3. Two days later and it is the third envelopingly warm morning in a sorta happy mid September semi-swell. The sort of semi-swell that is just called a normal day in places like California. Here it feels like we are in the grace of the almighty. I wake up at our preordained time, suddenly fighting a cold. It is very early and the light has not begun to peak over the apartment buildings. I drink some garlic tonic and some apple cider vinegar tonic and I take some oregano oil and I blow some Thieves Spray into my mouth and I brew some tea. And I wait. I put the fins back on my softtop to give it one last go before making my way back to the real world this fall. And I wait. I put the board out in front of the house and I blow my nose. My kids start to wake up and my wife is startled that I'm still home. Antonio has overslept his alarm. My cold is getting worse.

4. Another two days on and the season finally seems to be kicking in. It is dark and frankly cold with a light drizzle coming down that turns into a not so light drizzle. I text Antonio to make sure he is up and take the bitter tinctures and venomous liquids that are supposed to make this full blown cold go away. They only seem to make my breath worse and my throat burn. A little into the waiting period Antonio texts. His battery is dead. I am too far into my second espresso to make it back into the bed and get the sleep I need. Antonio and I send texts back and forth imagining what they might put on our tombstones:
"He tried. But not that hard."
"Always a bridesmaid, never in the water."
"Early bird catches disappointment."
"You can lead a horse to water but it's blown out."
"Where there's a will there's always a way that has a different idea."
"One in the hand is worth diddly squat."
"If at first you don't succeed you should realize you were wrong in the first place."
"You can't knit a silk purse out of a dead battery."
"When in Rome you're not surfing."
"Don't count your chickens before the battery."
"It's like the pot calling the kettle into a wave while they both sink."
"Life's a beach but you can never get there. "

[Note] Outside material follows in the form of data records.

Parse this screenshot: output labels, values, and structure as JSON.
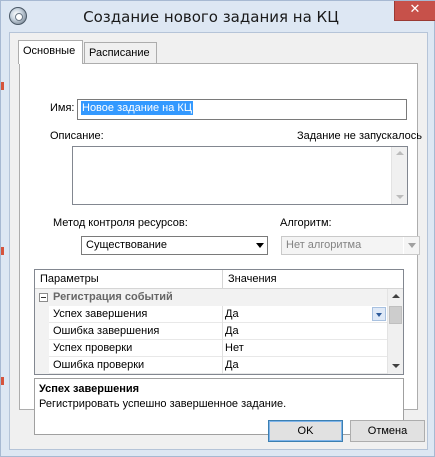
{
  "window": {
    "title": "Создание нового задания на КЦ",
    "close_glyph": "✕",
    "icon": "app-gear-icon"
  },
  "tabs": [
    {
      "label": "Основные",
      "active": true
    },
    {
      "label": "Расписание",
      "active": false
    }
  ],
  "form": {
    "name_label": "Имя:",
    "name_value": "Новое задание на КЦ",
    "description_label": "Описание:",
    "status_text": "Задание не запускалось",
    "description_value": "",
    "method_label": "Метод контроля ресурсов:",
    "method_value": "Существование",
    "algorithm_label": "Алгоритм:",
    "algorithm_value": "Нет алгоритма"
  },
  "grid": {
    "columns": [
      "Параметры",
      "Значения"
    ],
    "category": "Регистрация событий",
    "rows": [
      {
        "param": "Успех завершения",
        "value": "Да"
      },
      {
        "param": "Ошибка завершения",
        "value": "Да"
      },
      {
        "param": "Успех проверки",
        "value": "Нет"
      },
      {
        "param": "Ошибка проверки",
        "value": "Да"
      }
    ]
  },
  "description_panel": {
    "title": "Успех завершения",
    "text": "Регистрировать успешно завершенное задание."
  },
  "buttons": {
    "ok": "OK",
    "cancel": "Отмена"
  },
  "colors": {
    "selection": "#3399ff",
    "close_button": "#c7514a",
    "window_frame": "#dde7f3"
  }
}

Tuesday, September 20, 2016

Friday, September 9, 2016

Happening : The 2016 Rockaway Beach Bodysurf Contest

The Rockaway Beach Bodysurf Underground and Rockaway Beach Surfers Association will present the first annual Rockaway Beach Bodysurf Contest on Saturday, September 10, 2016 at the Beach 84th Street Jetty ("The Box")

 The Contest is open to male and female participants of all ages, to compete for a Grand Prize Trophy designed by legendary Bodysurfer, Honolulu Lifeguard, and artist Mark Cunningham, as well as additional prizes. Mark Cunningham will be in attendance for the contest.

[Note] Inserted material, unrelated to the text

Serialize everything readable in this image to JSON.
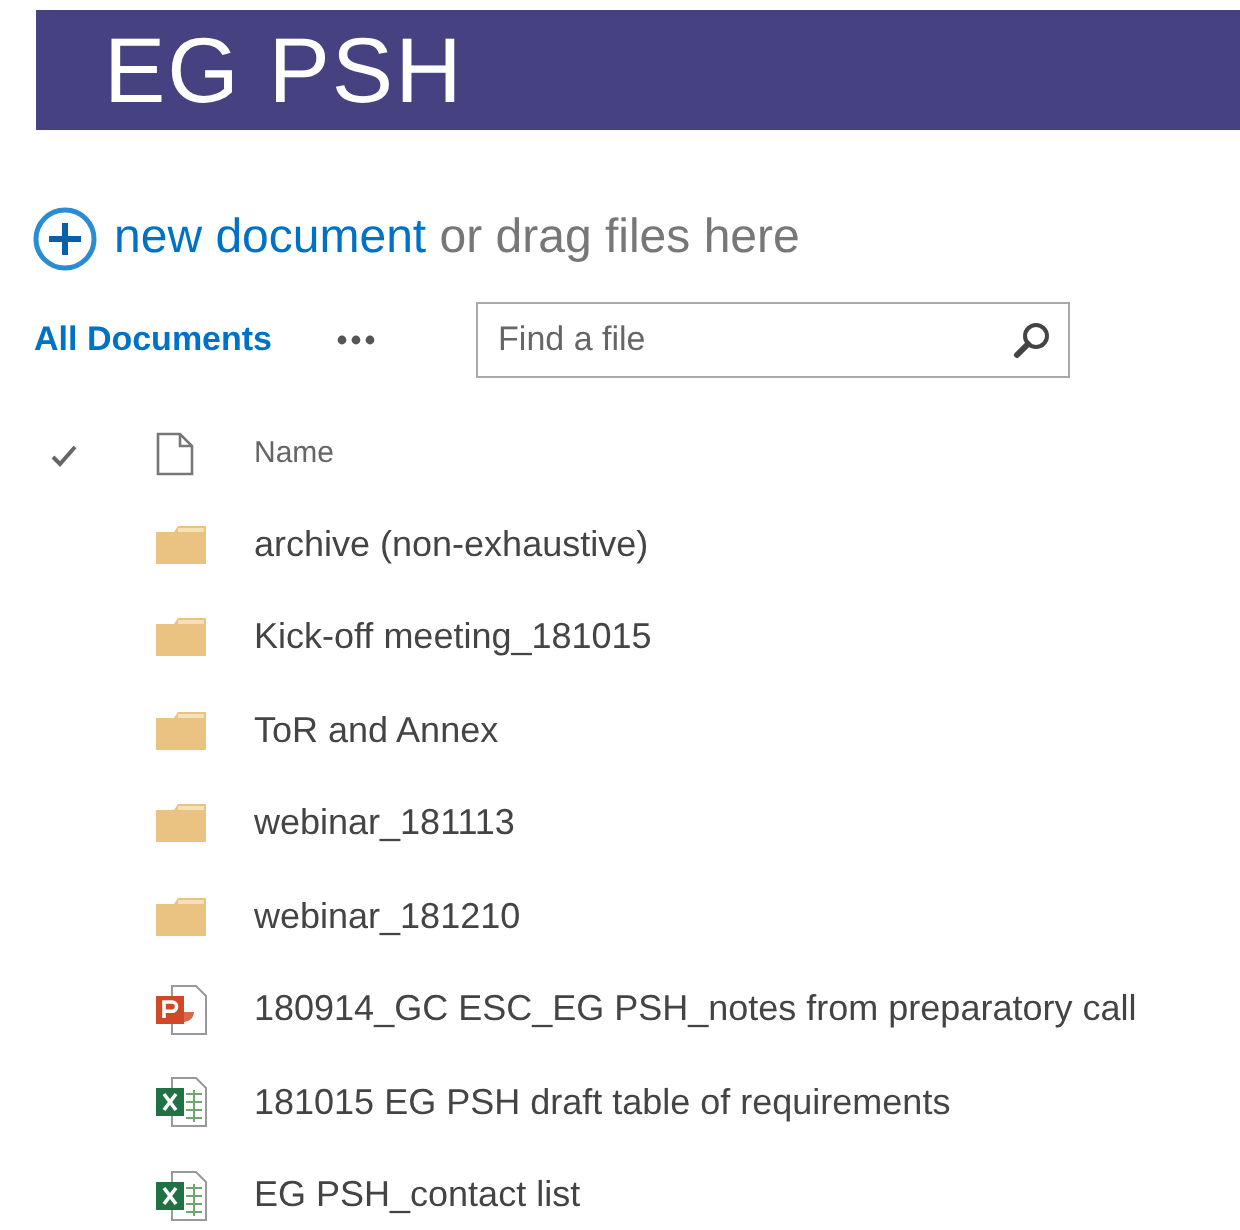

To enter the contest the fee is $20 + $2.95 processing fee, all contestants get a free t-shirt and many stoked vibes!

After party location TBA

Tuesday, August 30, 2016

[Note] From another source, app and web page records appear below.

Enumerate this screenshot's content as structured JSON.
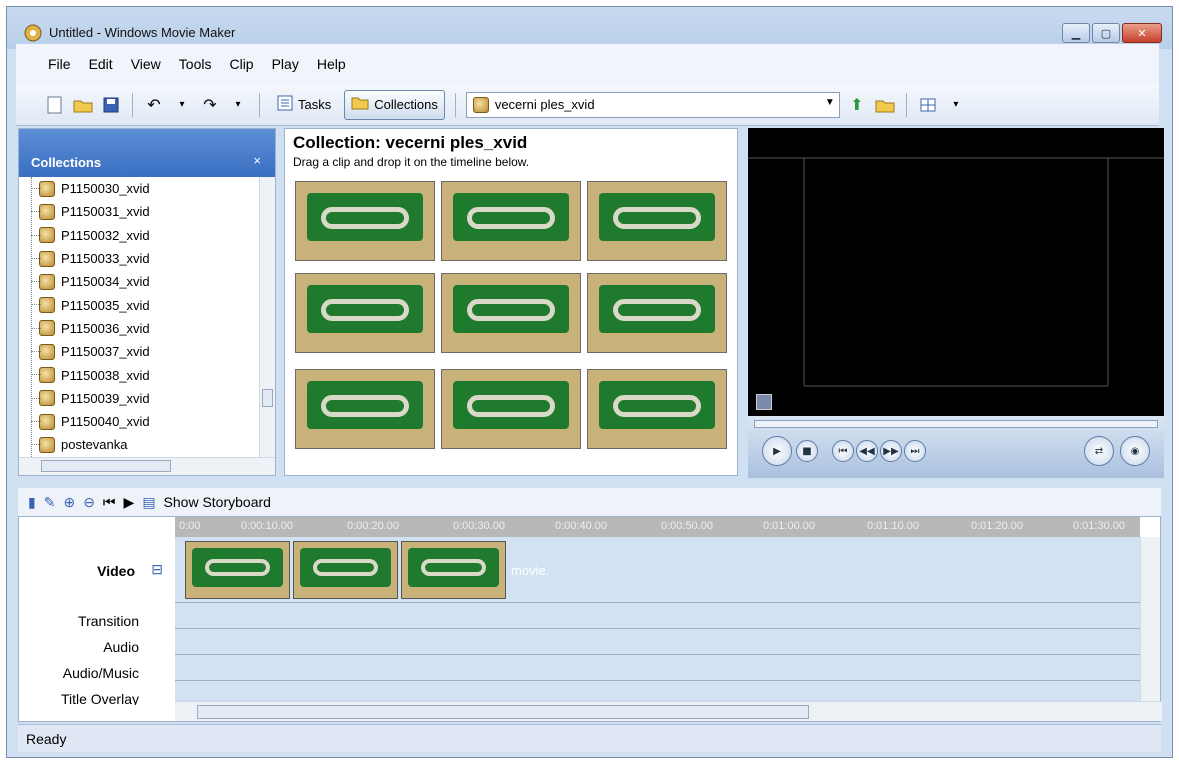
{
  "window": {
    "title": "Untitled - Windows Movie Maker"
  },
  "menu": [
    "File",
    "Edit",
    "View",
    "Tools",
    "Clip",
    "Play",
    "Help"
  ],
  "toolbar": {
    "tasks_label": "Tasks",
    "collections_label": "Collections",
    "collection_select": "vecerni ples_xvid"
  },
  "collections_pane": {
    "header": "Collections",
    "close_glyph": "×",
    "items": [
      "P1150030_xvid",
      "P1150031_xvid",
      "P1150032_xvid",
      "P1150033_xvid",
      "P1150034_xvid",
      "P1150035_xvid",
      "P1150036_xvid",
      "P1150037_xvid",
      "P1150038_xvid",
      "P1150039_xvid",
      "P1150040_xvid",
      "postevanka"
    ]
  },
  "collection_view": {
    "title": "Collection: vecerni ples_xvid",
    "subtitle": "Drag a clip and drop it on the timeline below."
  },
  "timeline_toolbar": {
    "show_storyboard_label": "Show Storyboard"
  },
  "timeline": {
    "ruler_ticks": [
      "0:00",
      "0:00:10.00",
      "0:00:20.00",
      "0:00:30.00",
      "0:00:40.00",
      "0:00:50.00",
      "0:01:00.00",
      "0:01:10.00",
      "0:01:20.00",
      "0:01:30.00"
    ],
    "tracks": {
      "video": "Video",
      "transition": "Transition",
      "audio": "Audio",
      "audio_music": "Audio/Music",
      "title_overlay": "Title Overlay"
    },
    "drop_hint": "movie."
  },
  "status": {
    "text": "Ready"
  },
  "colors": {
    "chrome": "#cfe0f3",
    "accent": "#3a6fc2",
    "field": "#1f7a2e",
    "table": "#c9b27a"
  }
}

This Week In Not Surfing

1. I'm pretty sure my fascination with hands and the odd shapes they make all started with watching my immediately older brother eat nachos.

2. Along these lines, I'm pretty sure my unshakeable suspicion (read: neurosis) that no one actually wants me around also has its genesis in my immediately older brother.

3. After a couple years of serious failure in college, the administration allowed me to create my own major, a combination of anthropology, history, classical philosophy and comparative religions, creating a nearly straight A student overnight. While this is a true story, it is also true that I opted to write my final thesis on Hegel not Heidegger, an admitted misstep.

4. "We are, as Dan Ashcroft put it in Nathan Barley, oblivious to the paradox of our uniform individuality." -Rob Smythe

5. Today I leave for a vacation in a relatively swelless corner of the Iberian peninsula on the same day the swell season is seemingly ramping up here at home. Classic stuff. Go surf. Please imagine I'm there hooting you in to a couple fluffy ones.


Thursday, August 25, 2016